Gill O’Donnell, in her review of the orchestra’s Autumn 2016 concert, wrote;
“The unexpected hospitalisation of conducter, Ola Ness, earlier in the week might have thrown a lesser group but instead Settle Orchestra rose to the challenge and behaved with true professionalism. Following only one rehearsal with their new conductor for the evening, Leo Geyer, their concert was truly outstanding and there was a very palpable sense of determination as everyone seemed to up their game in order to make sure that the evening went well. Leo Geyer is totally fascinating to watch when conducting as he appears to be totally lost in the music being created while every inch of him is totally aware of what is happening within the orchestra and he is communicating with them on so many different levels, with minute gestures and flickers of eye contact. Little wonder then that one overheard comment was how much the orchestra seems to have become revitalised of late and so much more confident in their playing. This was certainly an ambitious programme and yet the effect was one of total control, and if there were any feet scrabbling away beneath the surface then the overall impression was most definitely one of serenity.
The evening opened with great drama with Shostakovich’s Festive Overture. Written to commemorate the anniversary of the Bolshevik Revolution this is a loud and dramatic piece filled with fanfares, exuberance and played at a frenetic pace. In short a highly charged theatrical romp of a piece – and the orchestra clearly enjoyed themselves immensely bringing a wild energy to this explosive work.
The centrepiece of the evening was Hummel’s Concerto for Trumpet and Orchestra which featured Adam Stockbridge as soloist. Adam began learning the trumpet at the age of eight and for many years peformed with Settle Orchestra before graduating in 2015 from the Royal College of Music. He is now principal trumpet of Orpheus Sinfonia and returned to Settle as a soloist to help celebrate the Orchestra’s 50th anniversary. The piece proved to be not only a wonderful showcase for his talent but also demonstrated perfectly the versatility and range of the trumpet as a solo instrument, as the various movements allowed for an array of techniques to be employed. The lively performance was greeted by rapturous applause by an enthusiastic audience.
The evening closed with a performance of Tchaikovsky’s Symphony No 5 and again this was a perfect example of the amazing teamwork within the orchestra, with the various movements giving emphasis to different sections of the orchestra in turn. It is a very dark piece in places, with tremendous solemnity giving way to brooding melancholy and then wildly explosive passages with great potential for the timpani and shimmering brass solos which in turn give way to elegant string sections. A remarkably dramatic piece it enabled the audience to enjoy the orchestra in many forms, not least a number of excellent solos which were woven into the evening.

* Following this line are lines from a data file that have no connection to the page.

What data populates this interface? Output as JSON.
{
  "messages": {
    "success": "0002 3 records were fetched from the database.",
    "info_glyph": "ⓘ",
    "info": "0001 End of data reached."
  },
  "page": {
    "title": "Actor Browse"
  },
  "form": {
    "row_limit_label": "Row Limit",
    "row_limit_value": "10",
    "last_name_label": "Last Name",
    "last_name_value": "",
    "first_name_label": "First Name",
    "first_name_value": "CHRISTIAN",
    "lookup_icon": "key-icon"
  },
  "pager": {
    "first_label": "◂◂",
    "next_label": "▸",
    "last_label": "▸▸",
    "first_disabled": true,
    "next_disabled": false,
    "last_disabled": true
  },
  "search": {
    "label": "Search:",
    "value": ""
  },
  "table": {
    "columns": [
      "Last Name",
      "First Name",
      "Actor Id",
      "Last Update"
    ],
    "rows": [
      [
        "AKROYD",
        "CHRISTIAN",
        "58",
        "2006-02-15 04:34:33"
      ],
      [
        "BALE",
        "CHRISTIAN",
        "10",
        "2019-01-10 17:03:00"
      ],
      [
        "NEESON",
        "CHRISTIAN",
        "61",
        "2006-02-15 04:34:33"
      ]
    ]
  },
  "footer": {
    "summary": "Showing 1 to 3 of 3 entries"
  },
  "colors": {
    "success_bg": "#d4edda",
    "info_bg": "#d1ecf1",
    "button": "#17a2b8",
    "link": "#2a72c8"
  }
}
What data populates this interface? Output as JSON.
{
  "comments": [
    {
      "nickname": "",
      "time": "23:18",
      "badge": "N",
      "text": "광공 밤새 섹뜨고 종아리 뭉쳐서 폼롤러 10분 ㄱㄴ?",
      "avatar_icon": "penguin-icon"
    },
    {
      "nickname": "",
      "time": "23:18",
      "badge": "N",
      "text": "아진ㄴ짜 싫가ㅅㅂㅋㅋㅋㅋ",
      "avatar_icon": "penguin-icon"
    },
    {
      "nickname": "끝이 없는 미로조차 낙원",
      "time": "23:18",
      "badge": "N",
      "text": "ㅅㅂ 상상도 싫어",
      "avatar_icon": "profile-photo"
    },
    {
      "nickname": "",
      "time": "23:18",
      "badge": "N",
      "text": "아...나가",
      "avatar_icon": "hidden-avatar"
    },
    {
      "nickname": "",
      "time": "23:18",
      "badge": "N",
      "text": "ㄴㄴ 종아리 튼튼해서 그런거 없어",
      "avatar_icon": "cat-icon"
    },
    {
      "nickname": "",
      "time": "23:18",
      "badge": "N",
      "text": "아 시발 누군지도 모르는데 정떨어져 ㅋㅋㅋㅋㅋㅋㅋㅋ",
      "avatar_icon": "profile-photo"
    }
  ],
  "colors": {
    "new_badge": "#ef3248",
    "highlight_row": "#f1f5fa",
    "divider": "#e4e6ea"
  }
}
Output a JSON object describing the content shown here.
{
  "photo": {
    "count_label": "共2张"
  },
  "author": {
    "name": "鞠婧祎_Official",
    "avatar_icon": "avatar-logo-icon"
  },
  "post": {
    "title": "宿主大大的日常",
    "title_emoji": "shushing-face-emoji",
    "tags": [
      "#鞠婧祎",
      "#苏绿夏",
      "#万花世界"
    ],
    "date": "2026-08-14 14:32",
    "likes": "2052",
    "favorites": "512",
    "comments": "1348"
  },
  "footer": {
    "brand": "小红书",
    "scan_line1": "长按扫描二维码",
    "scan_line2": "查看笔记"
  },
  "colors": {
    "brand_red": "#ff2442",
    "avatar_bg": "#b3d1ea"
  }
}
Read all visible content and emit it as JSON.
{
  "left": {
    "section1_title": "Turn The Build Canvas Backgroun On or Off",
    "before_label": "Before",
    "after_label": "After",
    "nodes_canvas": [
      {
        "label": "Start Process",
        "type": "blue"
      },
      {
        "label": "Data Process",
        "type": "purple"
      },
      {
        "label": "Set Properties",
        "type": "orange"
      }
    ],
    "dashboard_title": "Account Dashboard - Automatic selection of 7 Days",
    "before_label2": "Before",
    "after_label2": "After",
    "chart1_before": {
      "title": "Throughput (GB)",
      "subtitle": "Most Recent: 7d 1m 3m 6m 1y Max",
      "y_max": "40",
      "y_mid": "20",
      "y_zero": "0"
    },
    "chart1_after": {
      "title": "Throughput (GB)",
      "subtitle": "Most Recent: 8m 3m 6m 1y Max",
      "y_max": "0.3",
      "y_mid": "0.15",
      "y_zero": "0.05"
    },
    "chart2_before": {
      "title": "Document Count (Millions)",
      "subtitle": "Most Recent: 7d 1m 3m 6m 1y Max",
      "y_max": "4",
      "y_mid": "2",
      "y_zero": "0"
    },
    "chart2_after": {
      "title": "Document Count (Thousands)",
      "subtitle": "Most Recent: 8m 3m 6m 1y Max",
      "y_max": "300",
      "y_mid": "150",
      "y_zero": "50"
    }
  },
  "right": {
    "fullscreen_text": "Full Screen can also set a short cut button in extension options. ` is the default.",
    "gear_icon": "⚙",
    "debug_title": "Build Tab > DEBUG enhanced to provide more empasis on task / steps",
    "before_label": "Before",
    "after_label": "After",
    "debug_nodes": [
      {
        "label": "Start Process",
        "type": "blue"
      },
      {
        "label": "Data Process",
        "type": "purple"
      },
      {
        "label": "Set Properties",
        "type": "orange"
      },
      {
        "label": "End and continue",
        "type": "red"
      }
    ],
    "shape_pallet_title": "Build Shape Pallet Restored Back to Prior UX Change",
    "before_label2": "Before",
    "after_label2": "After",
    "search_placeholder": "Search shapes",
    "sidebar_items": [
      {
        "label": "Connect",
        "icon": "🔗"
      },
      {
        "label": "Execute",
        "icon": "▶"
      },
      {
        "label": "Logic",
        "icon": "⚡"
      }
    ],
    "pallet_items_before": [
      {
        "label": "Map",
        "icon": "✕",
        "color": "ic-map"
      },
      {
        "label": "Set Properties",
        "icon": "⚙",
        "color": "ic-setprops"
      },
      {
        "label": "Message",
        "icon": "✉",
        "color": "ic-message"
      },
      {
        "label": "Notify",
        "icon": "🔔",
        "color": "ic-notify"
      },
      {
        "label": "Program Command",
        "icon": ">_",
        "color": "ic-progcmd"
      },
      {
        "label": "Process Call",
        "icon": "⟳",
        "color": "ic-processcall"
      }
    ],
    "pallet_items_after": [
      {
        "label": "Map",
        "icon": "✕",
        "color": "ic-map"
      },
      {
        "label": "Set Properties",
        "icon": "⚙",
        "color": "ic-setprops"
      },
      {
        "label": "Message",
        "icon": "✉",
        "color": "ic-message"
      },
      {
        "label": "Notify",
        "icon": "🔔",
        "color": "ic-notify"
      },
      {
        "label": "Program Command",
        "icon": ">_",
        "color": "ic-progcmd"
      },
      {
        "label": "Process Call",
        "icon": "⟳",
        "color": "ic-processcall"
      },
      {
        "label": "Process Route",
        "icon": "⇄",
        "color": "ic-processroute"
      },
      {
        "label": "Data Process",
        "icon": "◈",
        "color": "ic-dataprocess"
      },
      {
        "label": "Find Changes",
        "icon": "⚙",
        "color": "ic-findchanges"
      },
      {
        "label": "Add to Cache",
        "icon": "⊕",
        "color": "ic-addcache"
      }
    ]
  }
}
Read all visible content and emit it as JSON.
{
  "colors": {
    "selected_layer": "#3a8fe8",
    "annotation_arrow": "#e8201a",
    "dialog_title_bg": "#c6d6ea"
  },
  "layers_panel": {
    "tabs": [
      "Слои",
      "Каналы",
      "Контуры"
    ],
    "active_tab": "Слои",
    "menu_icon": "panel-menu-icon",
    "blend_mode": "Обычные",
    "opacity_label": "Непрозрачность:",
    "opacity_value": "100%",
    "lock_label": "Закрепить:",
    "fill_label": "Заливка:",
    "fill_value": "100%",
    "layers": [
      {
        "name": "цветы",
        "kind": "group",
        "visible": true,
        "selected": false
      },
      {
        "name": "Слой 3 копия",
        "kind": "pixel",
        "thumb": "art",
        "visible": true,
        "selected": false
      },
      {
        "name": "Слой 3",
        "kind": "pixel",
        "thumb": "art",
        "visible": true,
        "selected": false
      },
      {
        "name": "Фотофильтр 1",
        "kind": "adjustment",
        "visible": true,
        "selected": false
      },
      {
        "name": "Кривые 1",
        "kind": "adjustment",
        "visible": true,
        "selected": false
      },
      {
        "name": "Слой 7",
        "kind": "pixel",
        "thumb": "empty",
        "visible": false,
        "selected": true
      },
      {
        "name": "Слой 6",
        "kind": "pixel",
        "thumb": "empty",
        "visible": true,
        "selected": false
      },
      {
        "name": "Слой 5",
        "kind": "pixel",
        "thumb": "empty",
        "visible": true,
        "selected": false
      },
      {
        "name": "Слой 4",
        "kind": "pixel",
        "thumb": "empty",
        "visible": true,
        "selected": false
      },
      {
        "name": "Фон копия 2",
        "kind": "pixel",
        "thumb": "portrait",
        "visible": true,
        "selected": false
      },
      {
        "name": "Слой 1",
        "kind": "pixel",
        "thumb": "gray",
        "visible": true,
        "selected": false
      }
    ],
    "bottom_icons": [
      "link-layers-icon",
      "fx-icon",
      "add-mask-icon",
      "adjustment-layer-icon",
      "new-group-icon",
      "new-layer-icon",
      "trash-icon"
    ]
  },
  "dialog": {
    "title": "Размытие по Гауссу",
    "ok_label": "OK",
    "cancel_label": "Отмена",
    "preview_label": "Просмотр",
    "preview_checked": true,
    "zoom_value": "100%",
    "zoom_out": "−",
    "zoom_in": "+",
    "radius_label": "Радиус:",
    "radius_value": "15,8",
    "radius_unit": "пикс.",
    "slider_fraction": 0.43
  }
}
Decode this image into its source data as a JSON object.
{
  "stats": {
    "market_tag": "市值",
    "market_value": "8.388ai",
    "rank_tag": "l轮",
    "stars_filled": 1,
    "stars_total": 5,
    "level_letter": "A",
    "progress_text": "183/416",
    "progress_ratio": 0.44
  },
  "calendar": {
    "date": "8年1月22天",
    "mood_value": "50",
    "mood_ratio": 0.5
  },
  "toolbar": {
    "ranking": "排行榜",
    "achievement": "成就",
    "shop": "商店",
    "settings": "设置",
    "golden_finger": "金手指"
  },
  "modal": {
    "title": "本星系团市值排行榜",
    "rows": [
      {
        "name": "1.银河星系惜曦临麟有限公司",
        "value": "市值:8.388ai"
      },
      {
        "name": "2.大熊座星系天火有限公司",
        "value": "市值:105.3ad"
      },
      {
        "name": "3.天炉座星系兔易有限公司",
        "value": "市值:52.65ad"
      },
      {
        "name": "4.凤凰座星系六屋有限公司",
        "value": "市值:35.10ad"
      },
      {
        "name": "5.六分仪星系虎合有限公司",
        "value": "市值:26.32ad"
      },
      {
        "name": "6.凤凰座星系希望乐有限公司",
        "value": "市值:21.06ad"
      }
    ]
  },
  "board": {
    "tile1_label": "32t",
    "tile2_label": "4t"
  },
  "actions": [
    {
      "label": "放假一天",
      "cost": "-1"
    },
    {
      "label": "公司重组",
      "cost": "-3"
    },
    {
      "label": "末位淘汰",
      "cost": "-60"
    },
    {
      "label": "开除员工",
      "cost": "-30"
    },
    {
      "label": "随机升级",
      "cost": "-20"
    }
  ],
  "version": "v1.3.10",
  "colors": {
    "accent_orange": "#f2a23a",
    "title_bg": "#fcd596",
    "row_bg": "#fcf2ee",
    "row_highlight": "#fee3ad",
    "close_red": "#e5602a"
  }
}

All in all a marvellous night and a fitting tribute to the orchestra’s heritage in this special year.”
[Photos by John Bentley]